**The problem**
Please give back each line below unchanged; none of the pictures should appear.

**Data records**
[Start of section]

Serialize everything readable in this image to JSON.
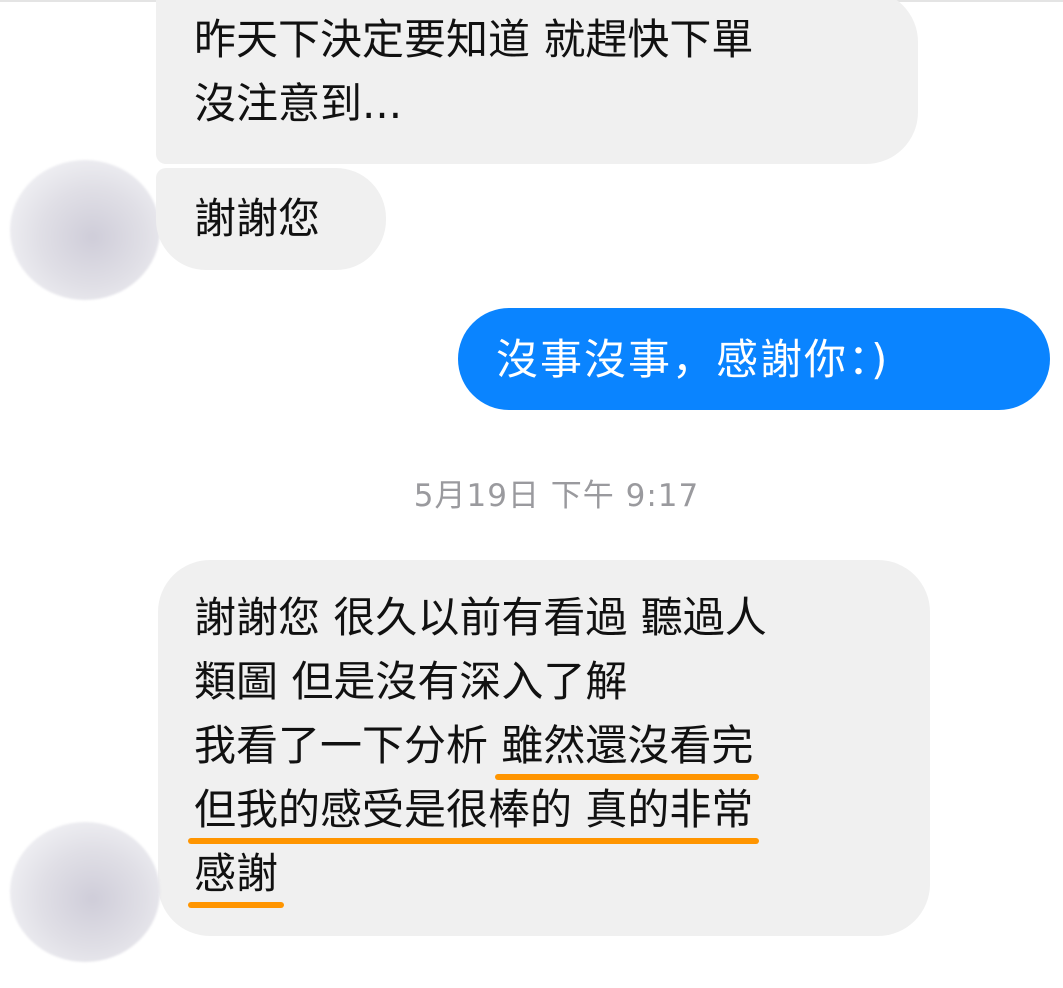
{
  "messages": [
    {
      "direction": "incoming",
      "lines": [
        "昨天下決定要知道 就趕快下單",
        "沒注意到..."
      ]
    },
    {
      "direction": "incoming",
      "lines": [
        "謝謝您"
      ]
    },
    {
      "direction": "outgoing",
      "lines": [
        "沒事沒事，感謝你：)"
      ]
    },
    {
      "direction": "incoming",
      "lines": [
        "謝謝您 很久以前有看過 聽過人",
        "類圖 但是沒有深入了解",
        "我看了一下分析 ",
        "雖然還沒看完",
        "但我的感受是很棒的 真的非常",
        "感謝"
      ]
    }
  ],
  "timestamp": "5月19日 下午 9:17",
  "colors": {
    "incoming_bubble": "#f0f0f0",
    "outgoing_bubble": "#0a84ff",
    "highlight_underline": "#ff9500",
    "timestamp_text": "#9a9a9e"
  },
  "icons": {
    "avatar": "blurred-avatar"
  }
}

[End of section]

**Exercise solution**
Serialize everything readable in this image to JSON.
{
  "messages": [
    {
      "direction": "incoming",
      "lines": [
        "昨天下決定要知道 就趕快下單",
        "沒注意到..."
      ]
    },
    {
      "direction": "incoming",
      "lines": [
        "謝謝您"
      ]
    },
    {
      "direction": "outgoing",
      "lines": [
        "沒事沒事，感謝你：)"
      ]
    },
    {
      "direction": "incoming",
      "lines": [
        "謝謝您 很久以前有看過 聽過人",
        "類圖 但是沒有深入了解",
        "我看了一下分析 ",
        "雖然還沒看完",
        "但我的感受是很棒的 真的非常",
        "感謝"
      ]
    }
  ],
  "timestamp": "5月19日 下午 9:17",
  "colors": {
    "incoming_bubble": "#f0f0f0",
    "outgoing_bubble": "#0a84ff",
    "highlight_underline": "#ff9500",
    "timestamp_text": "#9a9a9e"
  },
  "icons": {
    "avatar": "blurred-avatar"
  }
}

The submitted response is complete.